## [Try it]
Each record, exactly as written, should be printed again.

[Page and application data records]
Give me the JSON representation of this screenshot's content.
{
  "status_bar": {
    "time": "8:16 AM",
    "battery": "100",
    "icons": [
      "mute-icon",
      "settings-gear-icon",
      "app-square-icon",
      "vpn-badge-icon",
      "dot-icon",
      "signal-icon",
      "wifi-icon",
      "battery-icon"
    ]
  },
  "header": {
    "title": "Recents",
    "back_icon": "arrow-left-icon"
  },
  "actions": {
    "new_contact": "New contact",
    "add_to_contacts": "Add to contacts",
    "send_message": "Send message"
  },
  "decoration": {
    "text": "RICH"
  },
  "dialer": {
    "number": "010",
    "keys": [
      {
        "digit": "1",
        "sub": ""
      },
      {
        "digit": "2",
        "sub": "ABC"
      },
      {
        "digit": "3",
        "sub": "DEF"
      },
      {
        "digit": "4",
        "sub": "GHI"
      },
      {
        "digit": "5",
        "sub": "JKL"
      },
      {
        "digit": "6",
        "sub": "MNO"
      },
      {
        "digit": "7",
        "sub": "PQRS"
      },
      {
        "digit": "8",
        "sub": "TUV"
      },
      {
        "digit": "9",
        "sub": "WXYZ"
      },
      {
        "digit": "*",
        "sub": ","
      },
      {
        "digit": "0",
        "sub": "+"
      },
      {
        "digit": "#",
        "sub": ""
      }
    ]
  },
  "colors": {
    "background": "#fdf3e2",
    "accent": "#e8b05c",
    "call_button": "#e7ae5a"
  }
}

## [Written reply]
Give me the JSON representation of this screenshot's content.
{
  "status_bar": {
    "time": "8:16 AM",
    "battery": "100",
    "icons": [
      "mute-icon",
      "settings-gear-icon",
      "app-square-icon",
      "vpn-badge-icon",
      "dot-icon",
      "signal-icon",
      "wifi-icon",
      "battery-icon"
    ]
  },
  "header": {
    "title": "Recents",
    "back_icon": "arrow-left-icon"
  },
  "actions": {
    "new_contact": "New contact",
    "add_to_contacts": "Add to contacts",
    "send_message": "Send message"
  },
  "decoration": {
    "text": "RICH"
  },
  "dialer": {
    "number": "010",
    "keys": [
      {
        "digit": "1",
        "sub": ""
      },
      {
        "digit": "2",
        "sub": "ABC"
      },
      {
        "digit": "3",
        "sub": "DEF"
      },
      {
        "digit": "4",
        "sub": "GHI"
      },
      {
        "digit": "5",
        "sub": "JKL"
      },
      {
        "digit": "6",
        "sub": "MNO"
      },
      {
        "digit": "7",
        "sub": "PQRS"
      },
      {
        "digit": "8",
        "sub": "TUV"
      },
      {
        "digit": "9",
        "sub": "WXYZ"
      },
      {
        "digit": "*",
        "sub": ","
      },
      {
        "digit": "0",
        "sub": "+"
      },
      {
        "digit": "#",
        "sub": ""
      }
    ]
  },
  "colors": {
    "background": "#fdf3e2",
    "accent": "#e8b05c",
    "call_button": "#e7ae5a"
  }
}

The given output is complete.